— EXERCISE DATA —
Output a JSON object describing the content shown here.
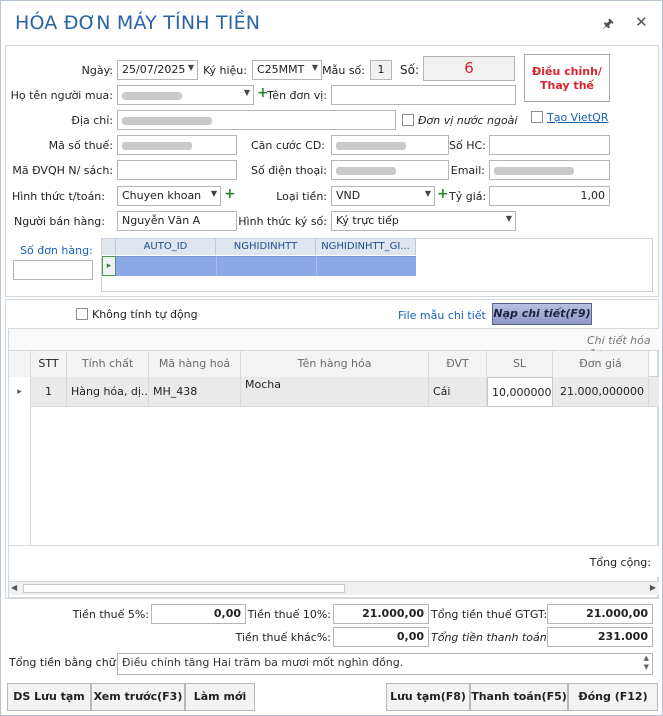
{
  "window": {
    "title": "HÓA ĐƠN MÁY TÍNH TIỀN",
    "pin_icon": "pin-icon",
    "close_icon": "close-icon"
  },
  "form": {
    "ngay_label": "Ngày:",
    "ngay_value": "25/07/2025",
    "ky_hieu_label": "Ký hiệu:",
    "ky_hieu_value": "C25MMT",
    "mau_so_label": "Mẫu số:",
    "mau_so_value": "1",
    "so_label": "Số:",
    "so_value": "6",
    "adjust_button": "Điều chỉnh/ Thay thế",
    "ho_ten_label": "Họ tên người mua:",
    "ten_don_vi_label": "Tên đơn vị:",
    "dia_chi_label": "Địa chỉ:",
    "don_vi_nuoc_ngoai": "Đơn vị nước ngoài",
    "tao_vietqr": "Tạo VietQR",
    "ma_so_thue_label": "Mã số thuế:",
    "can_cuoc_label": "Căn cước CD:",
    "so_hc_label": "Số HC:",
    "ma_dvqh_label": "Mã ĐVQH N/ sách:",
    "so_dien_thoai_label": "Số điện thoại:",
    "email_label": "Email:",
    "hinh_thuc_tt_label": "Hình thức t/toán:",
    "hinh_thuc_tt_value": "Chuyen khoan",
    "loai_tien_label": "Loại tiền:",
    "loai_tien_value": "VND",
    "ty_gia_label": "Tỷ giá:",
    "ty_gia_value": "1,00",
    "nguoi_ban_label": "Người bán hàng:",
    "nguoi_ban_value": "Nguyễn Văn A",
    "hinh_thuc_ky_label": "Hình thức ký số:",
    "hinh_thuc_ky_value": "Ký trực tiếp",
    "so_don_hang_label": "Số đơn hàng:"
  },
  "mini_grid": {
    "columns": [
      "AUTO_ID",
      "NGHIDINHTT",
      "NGHIDINHTT_GI..."
    ]
  },
  "detail": {
    "khong_tinh_tu_dong": "Không tính tự động",
    "file_mau": "File mẫu chi tiết",
    "nap_chi_tiet": "Nạp chi tiết(F9)",
    "chi_tiet_hoa_don": "Chi tiết hóa đơ",
    "columns": [
      "STT",
      "Tính chất",
      "Mã hàng hoá",
      "Tên hàng hóa",
      "ĐVT",
      "SL",
      "Đơn giá"
    ],
    "rows": [
      {
        "stt": "1",
        "tinh_chat": "Hàng hóa, dị...",
        "ma_hang": "MH_438",
        "ten_hang": "Mocha",
        "dvt": "Cái",
        "sl": "10,000000",
        "don_gia": "21.000,000000"
      }
    ],
    "tong_cong": "Tổng cộng:"
  },
  "totals": {
    "tien_thue_5_label": "Tiền thuế 5%:",
    "tien_thue_5_value": "0,00",
    "tien_thue_10_label": "Tiền thuế 10%:",
    "tien_thue_10_value": "21.000,00",
    "tong_tien_thue_label": "Tổng tiền thuế GTGT:",
    "tong_tien_thue_value": "21.000,00",
    "tien_thue_khac_label": "Tiền thuế khác%:",
    "tien_thue_khac_value": "0,00",
    "tong_thanh_toan_label": "Tổng tiền thanh toán:",
    "tong_thanh_toan_value": "231.000",
    "bang_chu_label": "Tổng tiền bằng chữ:",
    "bang_chu_value": "Điều chỉnh tăng Hai trăm ba mươi mốt nghìn đồng."
  },
  "buttons": {
    "ds_luu_tam": "DS Lưu tạm",
    "xem_truoc": "Xem trước(F3)",
    "lam_moi": "Làm mới",
    "luu_tam": "Lưu tạm(F8)",
    "thanh_toan": "Thanh toán(F5)",
    "dong": "Đóng (F12)"
  },
  "colors": {
    "title": "#2a63a8",
    "accent_red": "#d9232d",
    "grid_header_text": "#1b4f8f",
    "selected_row": "#8aa9e6"
  }
}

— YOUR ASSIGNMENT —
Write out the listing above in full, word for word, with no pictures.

— RESPONSE TO THIS EXERCISE —
Output a JSON object describing the content shown here.
{
  "window": {
    "title": "HÓA ĐƠN MÁY TÍNH TIỀN",
    "pin_icon": "pin-icon",
    "close_icon": "close-icon"
  },
  "form": {
    "ngay_label": "Ngày:",
    "ngay_value": "25/07/2025",
    "ky_hieu_label": "Ký hiệu:",
    "ky_hieu_value": "C25MMT",
    "mau_so_label": "Mẫu số:",
    "mau_so_value": "1",
    "so_label": "Số:",
    "so_value": "6",
    "adjust_button": "Điều chỉnh/ Thay thế",
    "ho_ten_label": "Họ tên người mua:",
    "ten_don_vi_label": "Tên đơn vị:",
    "dia_chi_label": "Địa chỉ:",
    "don_vi_nuoc_ngoai": "Đơn vị nước ngoài",
    "tao_vietqr": "Tạo VietQR",
    "ma_so_thue_label": "Mã số thuế:",
    "can_cuoc_label": "Căn cước CD:",
    "so_hc_label": "Số HC:",
    "ma_dvqh_label": "Mã ĐVQH N/ sách:",
    "so_dien_thoai_label": "Số điện thoại:",
    "email_label": "Email:",
    "hinh_thuc_tt_label": "Hình thức t/toán:",
    "hinh_thuc_tt_value": "Chuyen khoan",
    "loai_tien_label": "Loại tiền:",
    "loai_tien_value": "VND",
    "ty_gia_label": "Tỷ giá:",
    "ty_gia_value": "1,00",
    "nguoi_ban_label": "Người bán hàng:",
    "nguoi_ban_value": "Nguyễn Văn A",
    "hinh_thuc_ky_label": "Hình thức ký số:",
    "hinh_thuc_ky_value": "Ký trực tiếp",
    "so_don_hang_label": "Số đơn hàng:"
  },
  "mini_grid": {
    "columns": [
      "AUTO_ID",
      "NGHIDINHTT",
      "NGHIDINHTT_GI..."
    ]
  },
  "detail": {
    "khong_tinh_tu_dong": "Không tính tự động",
    "file_mau": "File mẫu chi tiết",
    "nap_chi_tiet": "Nạp chi tiết(F9)",
    "chi_tiet_hoa_don": "Chi tiết hóa đơ",
    "columns": [
      "STT",
      "Tính chất",
      "Mã hàng hoá",
      "Tên hàng hóa",
      "ĐVT",
      "SL",
      "Đơn giá"
    ],
    "rows": [
      {
        "stt": "1",
        "tinh_chat": "Hàng hóa, dị...",
        "ma_hang": "MH_438",
        "ten_hang": "Mocha",
        "dvt": "Cái",
        "sl": "10,000000",
        "don_gia": "21.000,000000"
      }
    ],
    "tong_cong": "Tổng cộng:"
  },
  "totals": {
    "tien_thue_5_label": "Tiền thuế 5%:",
    "tien_thue_5_value": "0,00",
    "tien_thue_10_label": "Tiền thuế 10%:",
    "tien_thue_10_value": "21.000,00",
    "tong_tien_thue_label": "Tổng tiền thuế GTGT:",
    "tong_tien_thue_value": "21.000,00",
    "tien_thue_khac_label": "Tiền thuế khác%:",
    "tien_thue_khac_value": "0,00",
    "tong_thanh_toan_label": "Tổng tiền thanh toán:",
    "tong_thanh_toan_value": "231.000",
    "bang_chu_label": "Tổng tiền bằng chữ:",
    "bang_chu_value": "Điều chỉnh tăng Hai trăm ba mươi mốt nghìn đồng."
  },
  "buttons": {
    "ds_luu_tam": "DS Lưu tạm",
    "xem_truoc": "Xem trước(F3)",
    "lam_moi": "Làm mới",
    "luu_tam": "Lưu tạm(F8)",
    "thanh_toan": "Thanh toán(F5)",
    "dong": "Đóng (F12)"
  },
  "colors": {
    "title": "#2a63a8",
    "accent_red": "#d9232d",
    "grid_header_text": "#1b4f8f",
    "selected_row": "#8aa9e6"
  }
}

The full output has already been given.